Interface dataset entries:
------------------------------------------------
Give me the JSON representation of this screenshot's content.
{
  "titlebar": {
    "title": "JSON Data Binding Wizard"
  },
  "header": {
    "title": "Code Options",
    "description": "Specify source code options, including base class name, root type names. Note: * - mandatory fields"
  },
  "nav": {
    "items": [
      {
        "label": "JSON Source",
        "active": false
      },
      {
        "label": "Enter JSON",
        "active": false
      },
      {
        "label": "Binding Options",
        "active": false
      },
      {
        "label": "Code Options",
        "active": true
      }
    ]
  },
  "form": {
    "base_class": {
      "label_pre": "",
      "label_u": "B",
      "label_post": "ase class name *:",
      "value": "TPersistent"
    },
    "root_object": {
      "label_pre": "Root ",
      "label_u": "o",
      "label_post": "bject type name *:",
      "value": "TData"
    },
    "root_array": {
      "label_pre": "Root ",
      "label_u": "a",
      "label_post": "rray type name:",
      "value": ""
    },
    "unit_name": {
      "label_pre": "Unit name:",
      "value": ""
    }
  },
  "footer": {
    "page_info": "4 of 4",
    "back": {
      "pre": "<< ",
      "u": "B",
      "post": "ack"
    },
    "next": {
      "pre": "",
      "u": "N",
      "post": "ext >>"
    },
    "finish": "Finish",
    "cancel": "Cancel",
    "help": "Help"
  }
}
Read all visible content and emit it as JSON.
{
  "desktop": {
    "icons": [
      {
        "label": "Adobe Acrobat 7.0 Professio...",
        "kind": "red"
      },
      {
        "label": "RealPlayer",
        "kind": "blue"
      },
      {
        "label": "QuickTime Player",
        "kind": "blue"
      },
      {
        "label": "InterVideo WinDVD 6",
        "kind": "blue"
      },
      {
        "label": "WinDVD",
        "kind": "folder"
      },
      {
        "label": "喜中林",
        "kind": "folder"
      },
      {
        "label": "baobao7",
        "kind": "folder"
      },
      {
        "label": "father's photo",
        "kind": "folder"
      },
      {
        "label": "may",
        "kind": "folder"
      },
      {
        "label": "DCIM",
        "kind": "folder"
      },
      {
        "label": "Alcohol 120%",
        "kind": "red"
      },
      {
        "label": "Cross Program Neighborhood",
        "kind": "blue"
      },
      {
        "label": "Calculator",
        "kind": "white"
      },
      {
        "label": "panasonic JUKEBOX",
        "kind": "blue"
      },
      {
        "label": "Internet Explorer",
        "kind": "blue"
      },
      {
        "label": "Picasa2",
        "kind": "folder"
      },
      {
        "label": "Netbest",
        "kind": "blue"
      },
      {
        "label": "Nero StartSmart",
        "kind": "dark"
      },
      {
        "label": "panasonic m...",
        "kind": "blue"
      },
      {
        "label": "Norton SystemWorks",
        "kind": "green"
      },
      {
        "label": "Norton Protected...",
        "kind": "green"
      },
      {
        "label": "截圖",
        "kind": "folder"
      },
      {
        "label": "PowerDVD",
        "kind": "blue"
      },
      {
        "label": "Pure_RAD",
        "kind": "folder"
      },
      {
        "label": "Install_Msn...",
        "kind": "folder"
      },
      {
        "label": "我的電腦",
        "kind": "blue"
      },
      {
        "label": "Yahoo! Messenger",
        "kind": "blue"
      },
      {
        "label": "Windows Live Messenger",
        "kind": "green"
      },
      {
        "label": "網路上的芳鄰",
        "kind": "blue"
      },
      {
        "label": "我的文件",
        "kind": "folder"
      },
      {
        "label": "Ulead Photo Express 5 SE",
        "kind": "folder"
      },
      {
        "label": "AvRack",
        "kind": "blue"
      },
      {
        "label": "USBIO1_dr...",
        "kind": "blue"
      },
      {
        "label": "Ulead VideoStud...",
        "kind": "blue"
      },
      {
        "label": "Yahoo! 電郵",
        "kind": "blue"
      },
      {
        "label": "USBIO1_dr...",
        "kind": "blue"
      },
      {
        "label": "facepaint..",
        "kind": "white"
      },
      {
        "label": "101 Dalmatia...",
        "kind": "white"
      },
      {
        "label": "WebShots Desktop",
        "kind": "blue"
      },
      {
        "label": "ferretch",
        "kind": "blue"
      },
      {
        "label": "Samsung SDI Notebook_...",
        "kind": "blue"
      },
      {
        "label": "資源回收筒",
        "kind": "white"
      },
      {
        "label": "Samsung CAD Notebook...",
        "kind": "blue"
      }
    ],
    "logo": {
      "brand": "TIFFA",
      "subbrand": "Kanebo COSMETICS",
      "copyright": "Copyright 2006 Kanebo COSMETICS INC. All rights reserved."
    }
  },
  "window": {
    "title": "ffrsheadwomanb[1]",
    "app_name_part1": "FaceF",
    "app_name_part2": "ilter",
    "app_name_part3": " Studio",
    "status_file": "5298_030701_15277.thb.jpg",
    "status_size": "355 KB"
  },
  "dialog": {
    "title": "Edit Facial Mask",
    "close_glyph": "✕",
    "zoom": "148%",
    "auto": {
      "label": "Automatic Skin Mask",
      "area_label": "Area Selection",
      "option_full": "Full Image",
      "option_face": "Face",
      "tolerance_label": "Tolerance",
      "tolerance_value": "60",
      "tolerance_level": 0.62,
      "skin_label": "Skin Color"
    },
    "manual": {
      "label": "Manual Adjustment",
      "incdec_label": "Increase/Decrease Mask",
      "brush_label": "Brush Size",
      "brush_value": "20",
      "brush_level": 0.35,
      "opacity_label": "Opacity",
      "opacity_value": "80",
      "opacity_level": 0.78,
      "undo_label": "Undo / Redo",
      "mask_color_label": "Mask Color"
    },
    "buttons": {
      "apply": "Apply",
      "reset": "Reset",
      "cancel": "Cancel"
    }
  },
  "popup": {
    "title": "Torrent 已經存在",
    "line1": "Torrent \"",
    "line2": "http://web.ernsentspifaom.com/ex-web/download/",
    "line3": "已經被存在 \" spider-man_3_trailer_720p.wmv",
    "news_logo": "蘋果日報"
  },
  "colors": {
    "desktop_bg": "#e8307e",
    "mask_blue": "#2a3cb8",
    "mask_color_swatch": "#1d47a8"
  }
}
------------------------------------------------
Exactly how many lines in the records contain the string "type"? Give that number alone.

3